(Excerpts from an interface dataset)
⁂

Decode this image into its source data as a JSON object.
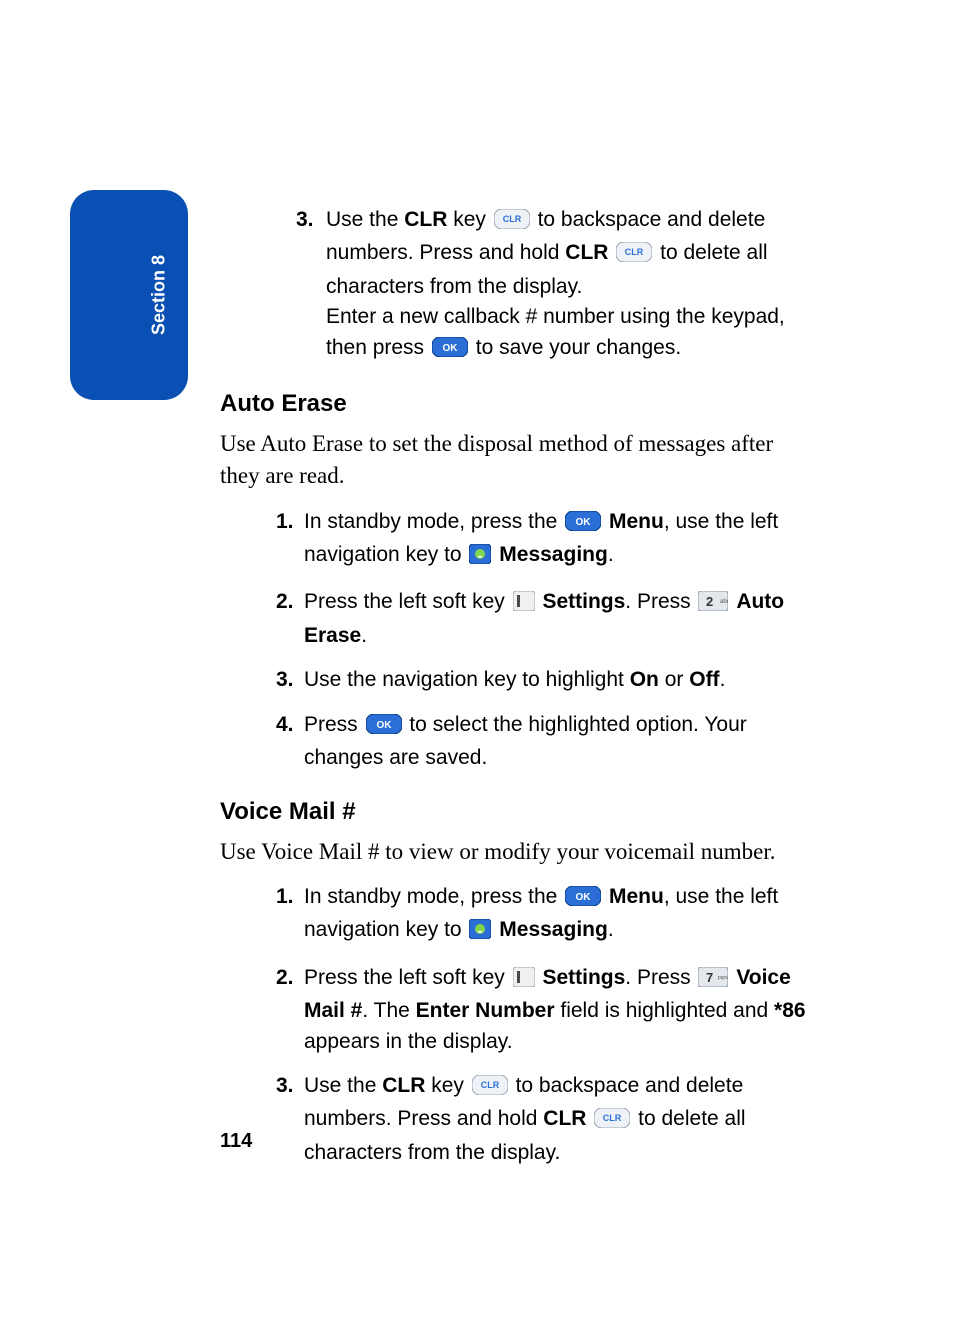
{
  "section_tab": "Section 8",
  "page_number": "114",
  "top_list": {
    "item3_num": "3.",
    "item3_a": "Use the ",
    "item3_clr1": "CLR",
    "item3_b": " key ",
    "item3_c": " to backspace and delete numbers. Press and hold ",
    "item3_clr2": "CLR",
    "item3_d": " ",
    "item3_e": " to delete all characters from the display.",
    "item3_f": "Enter a new callback # number using the keypad, then press ",
    "item3_g": " to save your changes."
  },
  "auto_erase": {
    "heading": "Auto Erase",
    "intro": "Use Auto Erase to set the disposal method of messages after they are read.",
    "steps": {
      "s1_num": "1.",
      "s1_a": "In standby mode, press the ",
      "s1_menu": "Menu",
      "s1_b": ", use the left navigation key to ",
      "s1_msg": "Messaging",
      "s1_c": ".",
      "s2_num": "2.",
      "s2_a": "Press the left soft key ",
      "s2_settings": "Settings",
      "s2_b": ". Press ",
      "s2_auto": "Auto Erase",
      "s2_c": ".",
      "s3_num": "3.",
      "s3_a": "Use the navigation key to highlight ",
      "s3_on": "On",
      "s3_b": " or ",
      "s3_off": "Off",
      "s3_c": ".",
      "s4_num": "4.",
      "s4_a": "Press ",
      "s4_b": " to select the highlighted option. Your changes are saved."
    }
  },
  "voice_mail": {
    "heading": "Voice Mail #",
    "intro": "Use Voice Mail # to view or modify your voicemail number.",
    "steps": {
      "s1_num": "1.",
      "s1_a": "In standby mode, press the ",
      "s1_menu": "Menu",
      "s1_b": ", use the left navigation key to ",
      "s1_msg": "Messaging",
      "s1_c": ".",
      "s2_num": "2.",
      "s2_a": "Press the left soft key ",
      "s2_settings": "Settings",
      "s2_b": ". Press ",
      "s2_vm": "Voice Mail #",
      "s2_c": ". The ",
      "s2_enter": "Enter Number",
      "s2_d": " field is highlighted and ",
      "s2_star86": "*86",
      "s2_e": " appears in the display.",
      "s3_num": "3.",
      "s3_a": "Use the ",
      "s3_clr1": "CLR",
      "s3_b": " key ",
      "s3_c": " to backspace and delete numbers. Press and hold ",
      "s3_clr2": "CLR",
      "s3_d": " ",
      "s3_e": " to delete all characters from the display."
    }
  }
}
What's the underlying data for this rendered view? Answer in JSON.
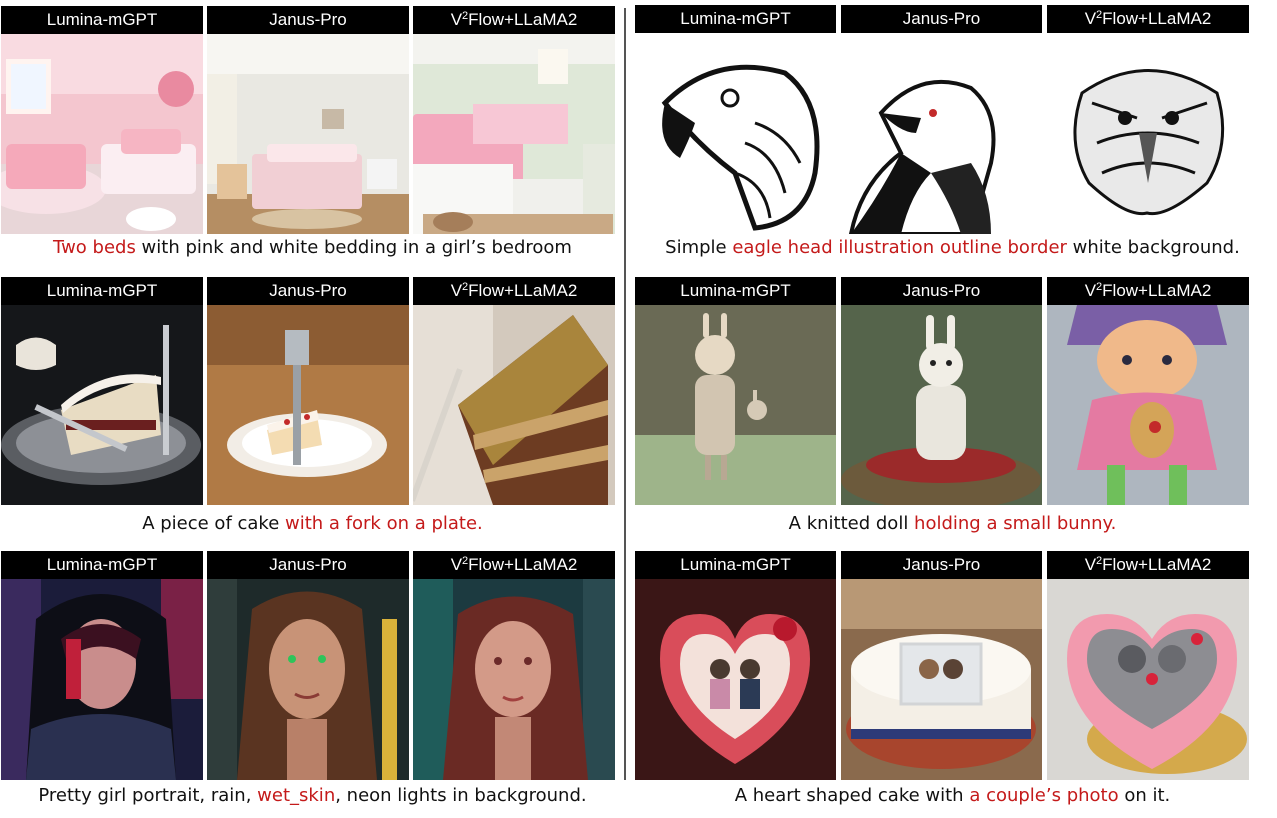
{
  "models": [
    "Lumina-mGPT",
    "Janus-Pro",
    "V²Flow+LLaMA2"
  ],
  "model3_parts": {
    "prefix": "V",
    "sup": "2",
    "suffix": "Flow+LLaMA2"
  },
  "panels": [
    {
      "id": "bedroom",
      "caption": [
        {
          "t": "Two beds",
          "hl": true
        },
        {
          "t": " with pink and white bedding in a girl’s bedroom",
          "hl": false
        }
      ]
    },
    {
      "id": "eagle",
      "caption": [
        {
          "t": "Simple ",
          "hl": false
        },
        {
          "t": "eagle head illustration outline border",
          "hl": true
        },
        {
          "t": " white background.",
          "hl": false
        }
      ]
    },
    {
      "id": "cake",
      "caption": [
        {
          "t": "A piece of cake ",
          "hl": false
        },
        {
          "t": "with a fork on a plate.",
          "hl": true
        }
      ]
    },
    {
      "id": "doll",
      "caption": [
        {
          "t": "A knitted doll ",
          "hl": false
        },
        {
          "t": "holding a small bunny.",
          "hl": true
        }
      ]
    },
    {
      "id": "portrait",
      "caption": [
        {
          "t": "Pretty girl portrait, rain, ",
          "hl": false
        },
        {
          "t": "wet_skin",
          "hl": true
        },
        {
          "t": ", neon lights in background.",
          "hl": false
        }
      ]
    },
    {
      "id": "heartcake",
      "caption": [
        {
          "t": "A heart shaped cake with ",
          "hl": false
        },
        {
          "t": "a couple’s photo",
          "hl": true
        },
        {
          "t": " on it.",
          "hl": false
        }
      ]
    }
  ],
  "colors": {
    "highlight": "#c41a1a",
    "header_bg": "#000000",
    "header_text": "#ffffff"
  }
}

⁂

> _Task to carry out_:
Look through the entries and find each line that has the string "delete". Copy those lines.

> _Result for this exercise_:
    "item3_c": " to backspace and delete numbers. Press and hold ",
    "item3_e": " to delete all characters from the display.",
      "s3_c": " to backspace and delete numbers. Press and hold ",
      "s3_e": " to delete all characters from the display."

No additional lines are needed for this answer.